Disaster and catastrophe were in fact among the most common terms found in titles of pamphlets and memoirs by former colonists of Saint-Domingue in the course of the Haitian Revolution. The emergence of a free black state in the Americas was openly qualified as “catastrophe.” Colonists, including planters, who were free persons of color, wrote to the National Convention to denounce the disaster’s causes, authors, and narratives, often citing a terrible analogy between the destabilizations of the French Revolution and the disasters in Saint-Domingue. . . . In the first decade of the new millennium, a period marked by the bicentennial of Haiti’s independence in 2004, discourses of disaster again rise prominently to the researcher’s eye in texts about Haiti. The expressions “ecological disaster,” “humanitarian disaster,” “disaster management,” “disaster capitalism” have all proliferated around Haiti, well prior to the recent 2010 disaster that has reset the bar on the meaning of disaster. Among this proliferation of discourses about Haiti’s vulnerability one can find references to the Haitian disaster as a kind of metonymy for the Haitian state and its history. These crop up particularly frequently in assessments of corruption in Haiti’s political economy, an approach which I find very worrisome, as it unintentionally closes the loop with that earlier tradition regarding the advent of a black state as disaster, and replaces a whole national tradition with a kind of apocalyptic signifier, as if nothing were there but what might replace it.
--Deborah Jenson, Professor of French studies at Duke University, from her talk “New Directions in Afro-Diasporan Studies via Haiti,” September 17, 2010, sponsored by Emory’s Department of French and Italian
We’re all familiar with the stereotypes of women lawyers. We’ve all heard it said that women are better negotiators than men because they’re more comfortable with collaboration and conflict avoidance. Others have claimed that women are better at recognizing interdependencies and establishing relationships. In 1991, even Sandra Day O’Connor discussed the differences that women brought to the bench in an essay about women judges speaking in a different voice. Just last year the “wise Latina” comment by Supreme Court Justice nominee Sonia Sotomayor sparked national debate on the impact one’s gender and experience would or should have on judicial decisions. While there seems to be a lot of anecdotal evidence supporting claims that women lawyers have different skills than men, I don’t know that there’s any scientific evidence to that effect. . . . You can ask whether the skills that made me succeed and thrive in cross-cultural negotiations grew out of nature or nurture. Was it my nature as a woman to be a good negotiator and mediator, or did my ability to deal successfully with other cultures emanate from the fact that I grew up in a multicultural environment?

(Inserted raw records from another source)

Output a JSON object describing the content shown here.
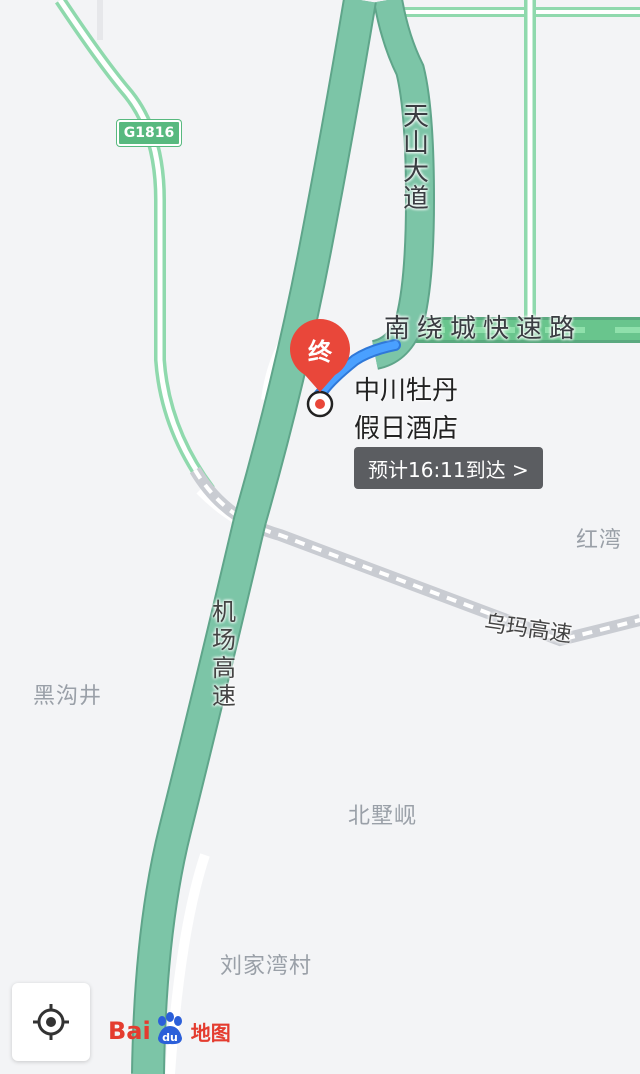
{
  "map": {
    "colors": {
      "background": "#f3f4f6",
      "highway": "#7cc5a7",
      "highway_edge": "#5fa58a",
      "green_road": "#8fd9ad",
      "route": "#3d8ef0",
      "rail": "#c9ccd2",
      "marker": "#e9473a"
    },
    "road_labels": {
      "tianshan": "天山大道",
      "nanrao": "南绕城快速路",
      "jichang": "机场高速",
      "wuma": "乌玛高速"
    },
    "shield": "G1816",
    "places": {
      "hongwan": "红湾",
      "heigoujing": "黑沟井",
      "beiwan": "北墅岘",
      "liujiawan": "刘家湾村"
    }
  },
  "destination": {
    "marker_text": "终",
    "name_line1": "中川牡丹",
    "name_line2": "假日酒店",
    "eta": "预计16:11到达 >"
  },
  "controls": {
    "locate_icon": "locate-icon"
  },
  "logo": {
    "bai": "Bai",
    "du": "du",
    "ditu": "地图"
  }
}
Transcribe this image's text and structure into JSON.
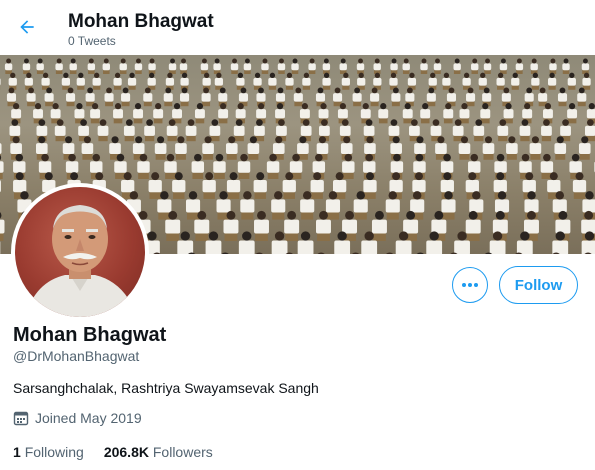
{
  "header": {
    "title": "Mohan Bhagwat",
    "subtitle": "0 Tweets"
  },
  "profile": {
    "name": "Mohan Bhagwat",
    "handle": "@DrMohanBhagwat",
    "bio": "Sarsanghchalak, Rashtriya Swayamsevak Sangh",
    "joined": "Joined May 2019",
    "following_count": "1",
    "following_label": "Following",
    "followers_count": "206.8K",
    "followers_label": "Followers"
  },
  "actions": {
    "follow_label": "Follow",
    "more_label": "•••"
  },
  "icons": {
    "back": "back-arrow-icon",
    "more": "more-options-icon",
    "calendar": "calendar-icon"
  },
  "colors": {
    "accent": "#1d9bf0",
    "text": "#0f1419",
    "muted": "#536471"
  }
}
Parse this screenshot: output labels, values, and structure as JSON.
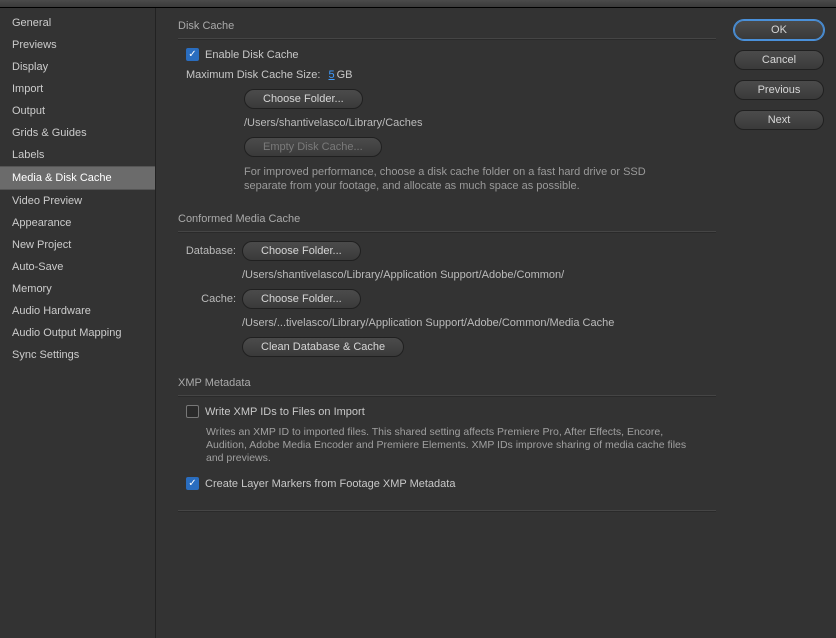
{
  "sidebar": {
    "items": [
      {
        "label": "General"
      },
      {
        "label": "Previews"
      },
      {
        "label": "Display"
      },
      {
        "label": "Import"
      },
      {
        "label": "Output"
      },
      {
        "label": "Grids & Guides"
      },
      {
        "label": "Labels"
      },
      {
        "label": "Media & Disk Cache"
      },
      {
        "label": "Video Preview"
      },
      {
        "label": "Appearance"
      },
      {
        "label": "New Project"
      },
      {
        "label": "Auto-Save"
      },
      {
        "label": "Memory"
      },
      {
        "label": "Audio Hardware"
      },
      {
        "label": "Audio Output Mapping"
      },
      {
        "label": "Sync Settings"
      }
    ],
    "activeIndex": 7
  },
  "buttons": {
    "ok": "OK",
    "cancel": "Cancel",
    "previous": "Previous",
    "next": "Next"
  },
  "diskCache": {
    "title": "Disk Cache",
    "enableLabel": "Enable Disk Cache",
    "enableChecked": true,
    "maxLabel": "Maximum Disk Cache Size:",
    "maxValue": "5",
    "maxUnit": "GB",
    "chooseFolder": "Choose Folder...",
    "path": "/Users/shantivelasco/Library/Caches",
    "emptyLabel": "Empty Disk Cache...",
    "help": "For improved performance, choose a disk cache folder on a fast hard drive or SSD separate from your footage, and allocate as much space as possible."
  },
  "conformed": {
    "title": "Conformed Media Cache",
    "dbLabel": "Database:",
    "dbChoose": "Choose Folder...",
    "dbPath": "/Users/shantivelasco/Library/Application Support/Adobe/Common/",
    "cacheLabel": "Cache:",
    "cacheChoose": "Choose Folder...",
    "cachePath": "/Users/...tivelasco/Library/Application Support/Adobe/Common/Media Cache",
    "clean": "Clean Database & Cache"
  },
  "xmp": {
    "title": "XMP Metadata",
    "writeLabel": "Write XMP IDs to Files on Import",
    "writeChecked": false,
    "writeHelp": "Writes an XMP ID to imported files. This shared setting affects Premiere Pro, After Effects, Encore, Audition, Adobe Media Encoder and Premiere Elements. XMP IDs improve sharing of media cache files and previews.",
    "markersLabel": "Create Layer Markers from Footage XMP Metadata",
    "markersChecked": true
  }
}
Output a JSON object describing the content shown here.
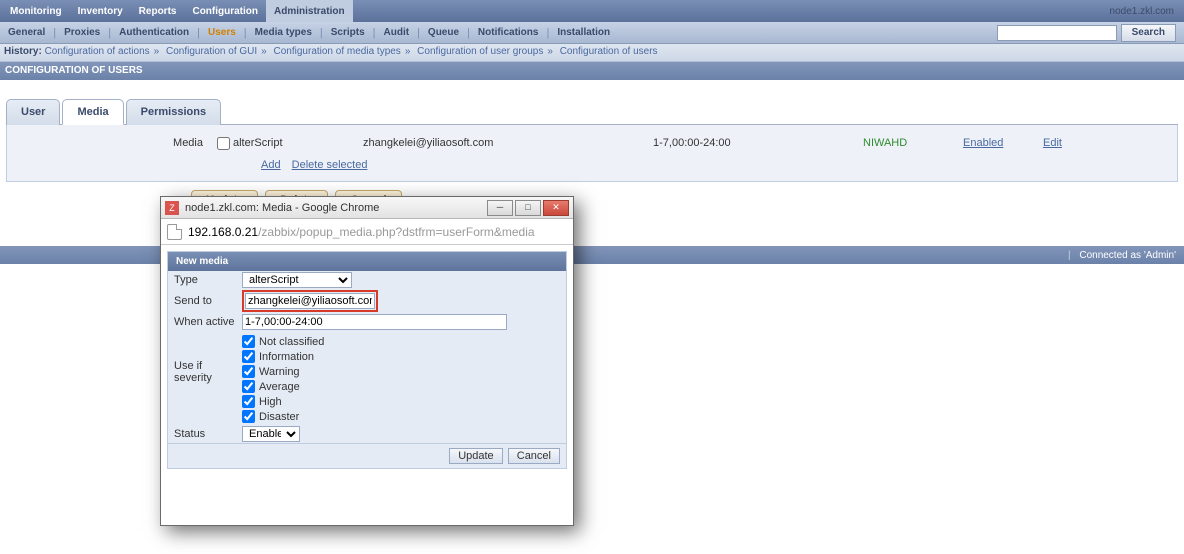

I really don’t know the answer, and moreover I’m not sure that it matters. What was infinitely more important was that these were the skills that I brought to McDonald’s because of my unique background, and that [the company] found these skills to be of value and rewarded me for using them in the workplace.
--Gloria Santona, Executive Vice President and General Counsel at McDonald’s Corp., from her talk about diversity in the workplace, September 9, 2010, sponsored by Emory Law’s Latin American Students Association